Date: 17/05/2011

The popular Raising Children website has been expanded to provide extra support for parents of teenagers and was today officially launched by the Minister for Families, Housing, Community Services and Indigenous Affairs, Jenny Macklin.

Minister Macklin also today announced that the Australian Government is providing more than $9 million over the next three years for the Raising Children Network. The Network's website www.raisingchildren.net.au is a trusted source of information for millions of Australian families with more than 18 million hits since it started in 2006.

Today's event marks National Families Week for 2011 and comes a week after the Federal Budget delivered more support for families, particularly those under financial pressure.

Just as the Raising Children Network is expanding support for parents raising teenagers, the Government is increasing support for families with teenagers through this year's Budget.

The Government recognises that the cost of raising children does not fall as children get older.

Over the next five years, the families of around 650,000 teenagers could be eligible for up to $4,200 extra each year in family assistance if their teenager aged 16 to 19 stays in school or a vocational equivalent.

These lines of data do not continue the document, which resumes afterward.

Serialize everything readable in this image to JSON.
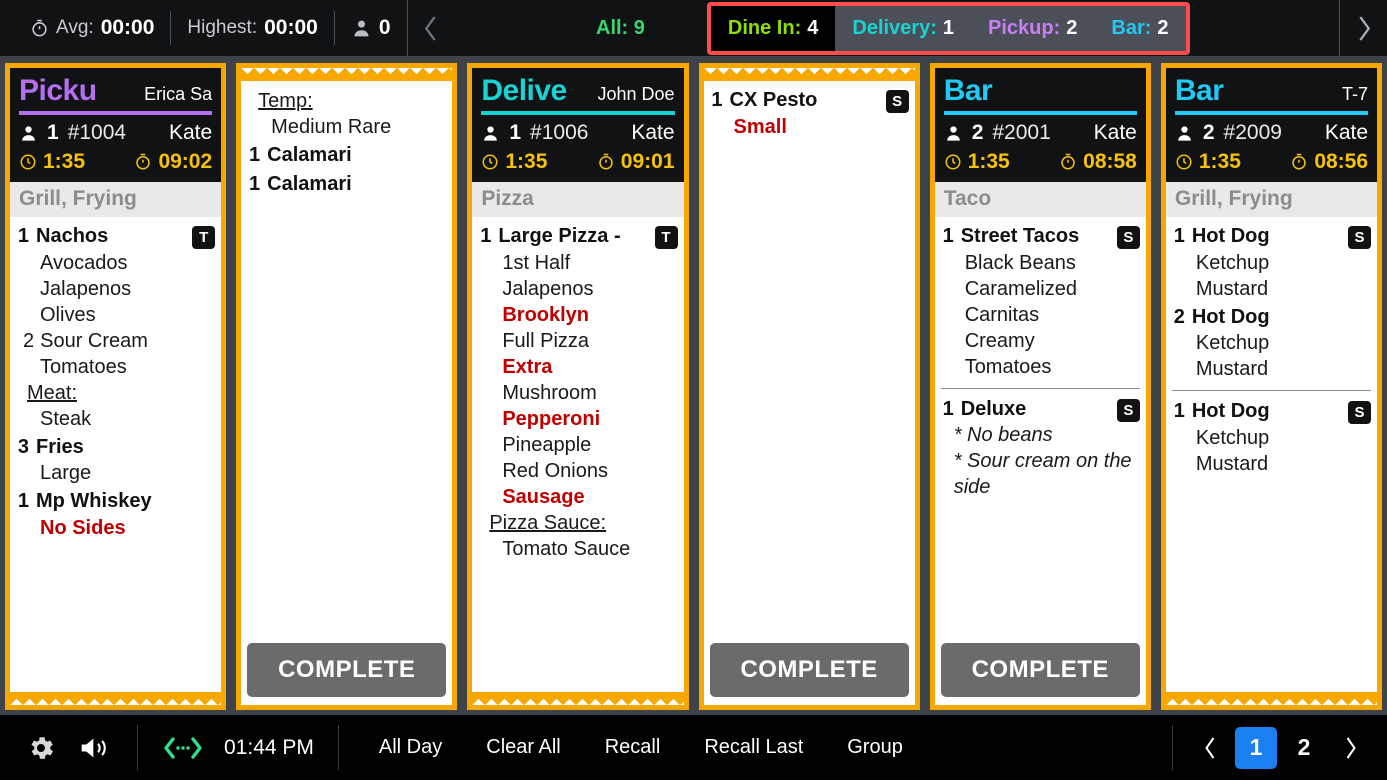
{
  "topbar": {
    "avg_label": "Avg:",
    "avg_value": "00:00",
    "highest_label": "Highest:",
    "highest_value": "00:00",
    "people_count": "0",
    "prev_icon": "chevron-left-icon",
    "next_icon": "chevron-right-icon",
    "all_label": "All:",
    "all_count": "9",
    "highlight_color": "#ff4d4d",
    "filters": [
      {
        "label": "Dine In:",
        "count": "4",
        "color": "#8ee000",
        "active": true
      },
      {
        "label": "Delivery:",
        "count": "1",
        "color": "#17d4d4",
        "active": false
      },
      {
        "label": "Pickup:",
        "count": "2",
        "color": "#c87ef5",
        "active": false
      },
      {
        "label": "Bar:",
        "count": "2",
        "color": "#21c9f5",
        "active": false
      }
    ]
  },
  "tickets": [
    {
      "id": "ticket-1004",
      "has_header": true,
      "type": "Picku",
      "type_color": "#b46ff0",
      "guest": "Erica Sa",
      "cover": "1",
      "order_number": "#1004",
      "server": "Kate",
      "timer_clock": "1:35",
      "timer_elapsed": "09:02",
      "station": "Grill, Frying",
      "saw_top": false,
      "saw_bottom": true,
      "complete_label": null,
      "items": [
        {
          "qty": "1",
          "name": "Nachos",
          "badge": "T",
          "divided": false,
          "mods": [
            {
              "text": "Avocados",
              "style": "plain"
            },
            {
              "text": "Jalapenos",
              "style": "plain"
            },
            {
              "text": "Olives",
              "style": "plain"
            },
            {
              "qty": "2",
              "text": "Sour Cream",
              "style": "plain"
            },
            {
              "text": "Tomatoes",
              "style": "plain"
            },
            {
              "text": "Meat:",
              "style": "group"
            },
            {
              "text": "Steak",
              "style": "plain"
            }
          ]
        },
        {
          "qty": "3",
          "name": "Fries",
          "badge": null,
          "divided": false,
          "mods": [
            {
              "text": "Large",
              "style": "plain"
            }
          ]
        },
        {
          "qty": "1",
          "name": "Mp Whiskey",
          "badge": null,
          "divided": false,
          "mods": [
            {
              "text": "No Sides",
              "style": "red"
            }
          ]
        }
      ]
    },
    {
      "id": "ticket-1004-cont",
      "has_header": false,
      "type": null,
      "type_color": null,
      "guest": null,
      "cover": null,
      "order_number": null,
      "server": null,
      "timer_clock": null,
      "timer_elapsed": null,
      "station": null,
      "saw_top": true,
      "saw_bottom": false,
      "complete_label": "COMPLETE",
      "items": [
        {
          "qty": null,
          "name": null,
          "badge": null,
          "divided": false,
          "mods": [
            {
              "text": "Temp:",
              "style": "group"
            },
            {
              "text": "Medium Rare",
              "style": "plain"
            }
          ]
        },
        {
          "qty": "1",
          "name": "Calamari",
          "badge": null,
          "divided": false,
          "mods": []
        },
        {
          "qty": "1",
          "name": "Calamari",
          "badge": null,
          "divided": false,
          "mods": []
        }
      ]
    },
    {
      "id": "ticket-1006",
      "has_header": true,
      "type": "Delive",
      "type_color": "#17d4d4",
      "guest": "John Doe",
      "cover": "1",
      "order_number": "#1006",
      "server": "Kate",
      "timer_clock": "1:35",
      "timer_elapsed": "09:01",
      "station": "Pizza",
      "saw_top": false,
      "saw_bottom": true,
      "complete_label": null,
      "items": [
        {
          "qty": "1",
          "name": "Large Pizza -",
          "badge": "T",
          "divided": false,
          "mods": [
            {
              "text": "1st Half",
              "style": "plain"
            },
            {
              "text": "Jalapenos",
              "style": "plain"
            },
            {
              "text": "Brooklyn",
              "style": "red"
            },
            {
              "text": "Full Pizza",
              "style": "plain"
            },
            {
              "text": "Extra",
              "style": "red"
            },
            {
              "text": "Mushroom",
              "style": "plain"
            },
            {
              "text": "Pepperoni",
              "style": "red"
            },
            {
              "text": "Pineapple",
              "style": "plain"
            },
            {
              "text": "Red Onions",
              "style": "plain"
            },
            {
              "text": "Sausage",
              "style": "red"
            },
            {
              "text": "Pizza Sauce:",
              "style": "group"
            },
            {
              "text": "Tomato Sauce",
              "style": "plain"
            }
          ]
        }
      ]
    },
    {
      "id": "ticket-cx-pesto",
      "has_header": false,
      "type": null,
      "type_color": null,
      "guest": null,
      "cover": null,
      "order_number": null,
      "server": null,
      "timer_clock": null,
      "timer_elapsed": null,
      "station": null,
      "saw_top": true,
      "saw_bottom": false,
      "complete_label": "COMPLETE",
      "items": [
        {
          "qty": "1",
          "name": "CX Pesto",
          "badge": "S",
          "divided": false,
          "mods": [
            {
              "text": "Small",
              "style": "red"
            }
          ]
        }
      ]
    },
    {
      "id": "ticket-2001",
      "has_header": true,
      "type": "Bar",
      "type_color": "#21c9f5",
      "guest": "",
      "cover": "2",
      "order_number": "#2001",
      "server": "Kate",
      "timer_clock": "1:35",
      "timer_elapsed": "08:58",
      "station": "Taco",
      "saw_top": false,
      "saw_bottom": false,
      "complete_label": "COMPLETE",
      "items": [
        {
          "qty": "1",
          "name": "Street Tacos",
          "badge": "S",
          "divided": false,
          "mods": [
            {
              "text": "Black Beans",
              "style": "plain"
            },
            {
              "text": "Caramelized",
              "style": "plain"
            },
            {
              "text": "Carnitas",
              "style": "plain"
            },
            {
              "text": "Creamy",
              "style": "plain"
            },
            {
              "text": "Tomatoes",
              "style": "plain"
            }
          ]
        },
        {
          "qty": "1",
          "name": "Deluxe",
          "badge": "S",
          "divided": true,
          "mods": [
            {
              "text": "* No beans",
              "style": "note"
            },
            {
              "text": "* Sour cream on the side",
              "style": "note"
            }
          ]
        }
      ]
    },
    {
      "id": "ticket-2009",
      "has_header": true,
      "type": "Bar",
      "type_color": "#21c9f5",
      "guest": "T-7",
      "cover": "2",
      "order_number": "#2009",
      "server": "Kate",
      "timer_clock": "1:35",
      "timer_elapsed": "08:56",
      "station": "Grill, Frying",
      "saw_top": false,
      "saw_bottom": true,
      "complete_label": null,
      "items": [
        {
          "qty": "1",
          "name": "Hot Dog",
          "badge": "S",
          "divided": false,
          "mods": [
            {
              "text": "Ketchup",
              "style": "plain"
            },
            {
              "text": "Mustard",
              "style": "plain"
            }
          ]
        },
        {
          "qty": "2",
          "name": "Hot Dog",
          "badge": null,
          "divided": false,
          "mods": [
            {
              "text": "Ketchup",
              "style": "plain"
            },
            {
              "text": "Mustard",
              "style": "plain"
            }
          ]
        },
        {
          "qty": "1",
          "name": "Hot Dog",
          "badge": "S",
          "divided": true,
          "mods": [
            {
              "text": "Ketchup",
              "style": "plain"
            },
            {
              "text": "Mustard",
              "style": "plain"
            }
          ]
        }
      ]
    }
  ],
  "bottombar": {
    "settings_icon": "gear-icon",
    "sound_icon": "speaker-icon",
    "expand_icon": "expand-collapse-icon",
    "time": "01:44 PM",
    "actions": [
      "All Day",
      "Clear All",
      "Recall",
      "Recall Last",
      "Group"
    ],
    "pager": {
      "prev_icon": "chevron-left-icon",
      "next_icon": "chevron-right-icon",
      "pages": [
        "1",
        "2"
      ],
      "active_page": "1",
      "active_color": "#1a7ff0"
    }
  }
}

This significant increase in family assistance costs $771.9 million over the next five years and will help families with the cost of raising older teenagers and encourage teenagers to stay in school.

And for families just starting out in their caring responsibilities, Australia's first Paid Parental Leave scheme started on 1 January and already around 50,000 parents have applied for support so they can spend more time at home with their new baby.

The Federal Budget also includes:

• New requirements for families on an income support payment to help make sure children start school ready to learn by having a pre-school health assessment;

• Around $480 million for new mental health services for children and young people, and more than $50 million for new mental health respite services as part of the Government's $2.2 billion investment in mental health;

• Almost $150 million for the Better Start for Children with Disability initiative to help families caring for a child cerebral palsy, Down syndrome, Fragile X syndrome, and sight or hearing impairments access vital early intervention services.

• An injection of $200 million to provide extra support for students with disability in Australian schools. • More support, and new responsibilities, for teenage parents and jobless families in ten highly disadvantaged communities. • New arrangements to support and reward single parents to engage in work.

National Families Week is a time to recognise and celebrate the strength, resilience and capacity of families. It is a chance for families to share time together, celebrate and have fun, catch up with friends and neighbours, help others or simply take the time to talk with and listen to each other.

For further information about National Families Week events visit: www.familiesaustralia.org.au